logo   t

The Training Milieu for Taiho-Jutsu

There are two basic training environments for individuals training in Taiho-Jutsu. One would be wherever and whatever a given law-enforcement or military agency deems the training area. The second concerns the area the non-recruit may train in, and this is the focus of this article. The reader may at this point be saying, "What's the difference? As long as you get the training, who cares?!" On the surface this seems valid, but there is something more to the total environment than meets the student's eye.

Taiho-Jutsu is a Japanese art. Nearly all Japanese martial arts are taught at a dojo, sensei and students are in gi, and whatever rituals are said to be the policy of the dojo, those are the rituals the students will follow. It's all very logical, and a pattern which has been followed for hundreds of years in the Japanese arts. There is, however, an alternative. To elaborate, there is a school of thought which states that the traditional dojo is not the proper setting for training and learning the Taiho-Jutsu (or any police tactics) course. The training area should be devoid of the trappings of the typical dojo, since they are not relevant to the purpose of the training, and may even serve as a distraction. Further, there should be no bowing, even with the understanding that this has nothing to do with any religious belief but rather is a respectful gesture. If a sign of respect needs to be displayed, a handshake is all that is necessary. All counting, commands, etc. are to be done in English, not Japanese (or any other language). 


Continuing with this break in tradition, there is also the absence of the gi. Initially, loose clothing and tennis sneakers may be worn. As the training progresses and students feel more comfortable with the techniques and the body movements, they may wear more "formal" clothing, until such time as the instructor feels training should continue in full uniform. Full uniform means just that – regulation uniform, including any and all utility belts with all attachments, as well as gun and holster (for safety sake, the general rule is each weapon should be checked by at least two people to ensure it is not loaded). Regulation shoes replace sneakers or running shoes. Now the question arises, does this really make a difference?

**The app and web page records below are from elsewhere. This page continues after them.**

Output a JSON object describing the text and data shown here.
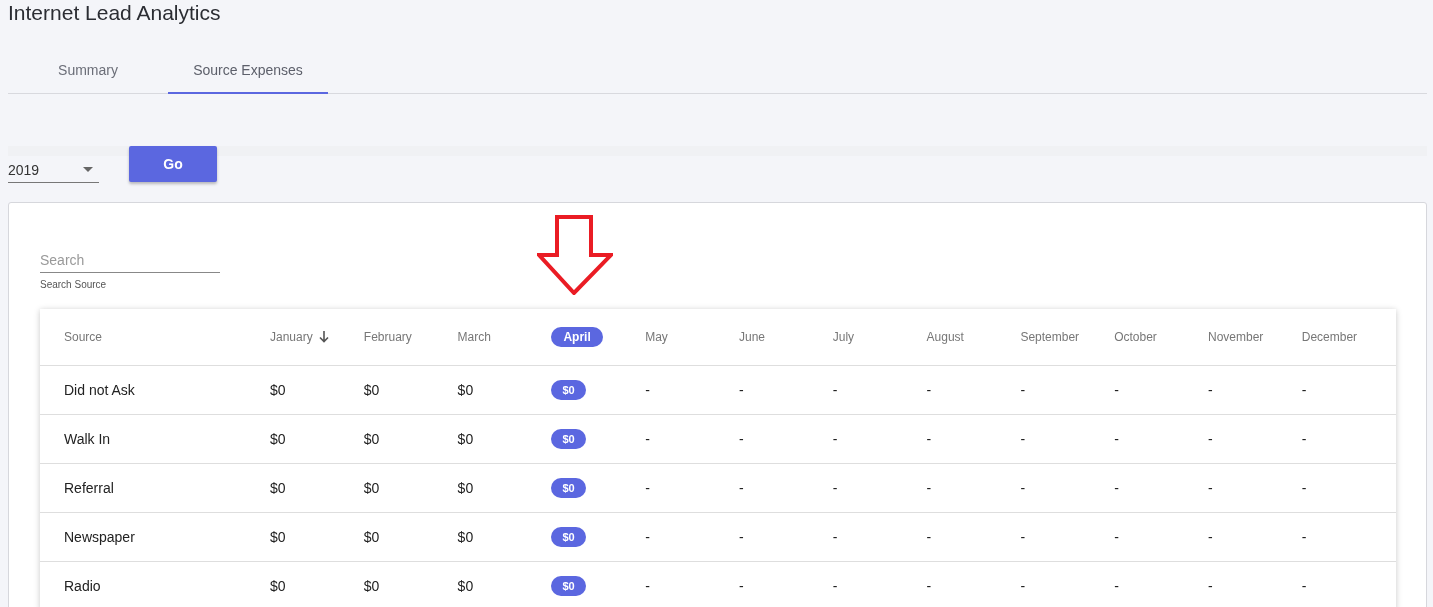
{
  "title": "Internet Lead Analytics",
  "tabs": [
    {
      "label": "Summary",
      "selected": false
    },
    {
      "label": "Source Expenses",
      "selected": true
    }
  ],
  "year_select": {
    "value": "2019"
  },
  "go_button": "Go",
  "search": {
    "placeholder": "Search",
    "helper": "Search Source"
  },
  "table": {
    "columns": [
      {
        "label": "Source",
        "sorted": false,
        "highlighted": false
      },
      {
        "label": "January",
        "sorted": true,
        "highlighted": false
      },
      {
        "label": "February",
        "sorted": false,
        "highlighted": false
      },
      {
        "label": "March",
        "sorted": false,
        "highlighted": false
      },
      {
        "label": "April",
        "sorted": false,
        "highlighted": true
      },
      {
        "label": "May",
        "sorted": false,
        "highlighted": false
      },
      {
        "label": "June",
        "sorted": false,
        "highlighted": false
      },
      {
        "label": "July",
        "sorted": false,
        "highlighted": false
      },
      {
        "label": "August",
        "sorted": false,
        "highlighted": false
      },
      {
        "label": "September",
        "sorted": false,
        "highlighted": false
      },
      {
        "label": "October",
        "sorted": false,
        "highlighted": false
      },
      {
        "label": "November",
        "sorted": false,
        "highlighted": false
      },
      {
        "label": "December",
        "sorted": false,
        "highlighted": false
      }
    ],
    "rows": [
      [
        "Did not Ask",
        "$0",
        "$0",
        "$0",
        "$0",
        "-",
        "-",
        "-",
        "-",
        "-",
        "-",
        "-",
        "-"
      ],
      [
        "Walk In",
        "$0",
        "$0",
        "$0",
        "$0",
        "-",
        "-",
        "-",
        "-",
        "-",
        "-",
        "-",
        "-"
      ],
      [
        "Referral",
        "$0",
        "$0",
        "$0",
        "$0",
        "-",
        "-",
        "-",
        "-",
        "-",
        "-",
        "-",
        "-"
      ],
      [
        "Newspaper",
        "$0",
        "$0",
        "$0",
        "$0",
        "-",
        "-",
        "-",
        "-",
        "-",
        "-",
        "-",
        "-"
      ],
      [
        "Radio",
        "$0",
        "$0",
        "$0",
        "$0",
        "-",
        "-",
        "-",
        "-",
        "-",
        "-",
        "-",
        "-"
      ]
    ]
  }
}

The answer, according to many, is "yes". Law-enforcement is at the training facility to learn a very specialized police tactics course. If the surroundings are those of a Western, familiar setting rather than an Eastern-style dojo, a different mindset and feeling is often found to be prevalent. A dojo represents a certain type of tradition, regiment, and ritual. A non-dojo setting, particularly when working out in regulation uniform, more closely approximates the day-to-day street setting an officer will find him/herself in, and the body will respond accordingly. It is far easier to execute many techniques in a loose fitting gi than the assigned uniform and accompanying equipment.

Which then is the best setting for Taiho-Jutsu training? Ultimately, it's up to the student, who should seek whichever style of training s/he feels most comfortable in. 

Return to Table of Contents